____ PROVIDED RECORDS

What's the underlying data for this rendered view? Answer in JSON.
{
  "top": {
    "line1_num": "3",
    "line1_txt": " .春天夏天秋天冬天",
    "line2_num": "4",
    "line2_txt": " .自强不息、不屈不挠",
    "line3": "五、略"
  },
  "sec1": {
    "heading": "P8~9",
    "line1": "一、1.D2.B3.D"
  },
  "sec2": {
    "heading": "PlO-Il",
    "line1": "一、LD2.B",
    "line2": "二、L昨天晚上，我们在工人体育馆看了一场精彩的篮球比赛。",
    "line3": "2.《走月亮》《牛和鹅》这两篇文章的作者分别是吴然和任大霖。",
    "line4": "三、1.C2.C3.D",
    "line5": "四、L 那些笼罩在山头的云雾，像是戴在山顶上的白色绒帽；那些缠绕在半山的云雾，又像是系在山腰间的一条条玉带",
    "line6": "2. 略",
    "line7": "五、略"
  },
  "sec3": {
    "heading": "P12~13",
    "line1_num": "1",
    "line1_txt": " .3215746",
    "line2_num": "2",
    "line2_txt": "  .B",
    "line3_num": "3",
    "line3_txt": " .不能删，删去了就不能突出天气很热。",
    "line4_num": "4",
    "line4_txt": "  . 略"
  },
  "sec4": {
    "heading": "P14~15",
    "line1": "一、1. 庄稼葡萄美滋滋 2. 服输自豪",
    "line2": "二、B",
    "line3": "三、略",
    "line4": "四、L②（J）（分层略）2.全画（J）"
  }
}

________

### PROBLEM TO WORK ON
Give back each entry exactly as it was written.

### REPLY TO THE TASK
What's the underlying data for this rendered view? Answer in JSON.
{
  "top": {
    "line1_num": "3",
    "line1_txt": " .春天夏天秋天冬天",
    "line2_num": "4",
    "line2_txt": " .自强不息、不屈不挠",
    "line3": "五、略"
  },
  "sec1": {
    "heading": "P8~9",
    "line1": "一、1.D2.B3.D"
  },
  "sec2": {
    "heading": "PlO-Il",
    "line1": "一、LD2.B",
    "line2": "二、L昨天晚上，我们在工人体育馆看了一场精彩的篮球比赛。",
    "line3": "2.《走月亮》《牛和鹅》这两篇文章的作者分别是吴然和任大霖。",
    "line4": "三、1.C2.C3.D",
    "line5": "四、L 那些笼罩在山头的云雾，像是戴在山顶上的白色绒帽；那些缠绕在半山的云雾，又像是系在山腰间的一条条玉带",
    "line6": "2. 略",
    "line7": "五、略"
  },
  "sec3": {
    "heading": "P12~13",
    "line1_num": "1",
    "line1_txt": " .3215746",
    "line2_num": "2",
    "line2_txt": "  .B",
    "line3_num": "3",
    "line3_txt": " .不能删，删去了就不能突出天气很热。",
    "line4_num": "4",
    "line4_txt": "  . 略"
  },
  "sec4": {
    "heading": "P14~15",
    "line1": "一、1. 庄稼葡萄美滋滋 2. 服输自豪",
    "line2": "二、B",
    "line3": "三、略",
    "line4": "四、L②（J）（分层略）2.全画（J）"
  }
}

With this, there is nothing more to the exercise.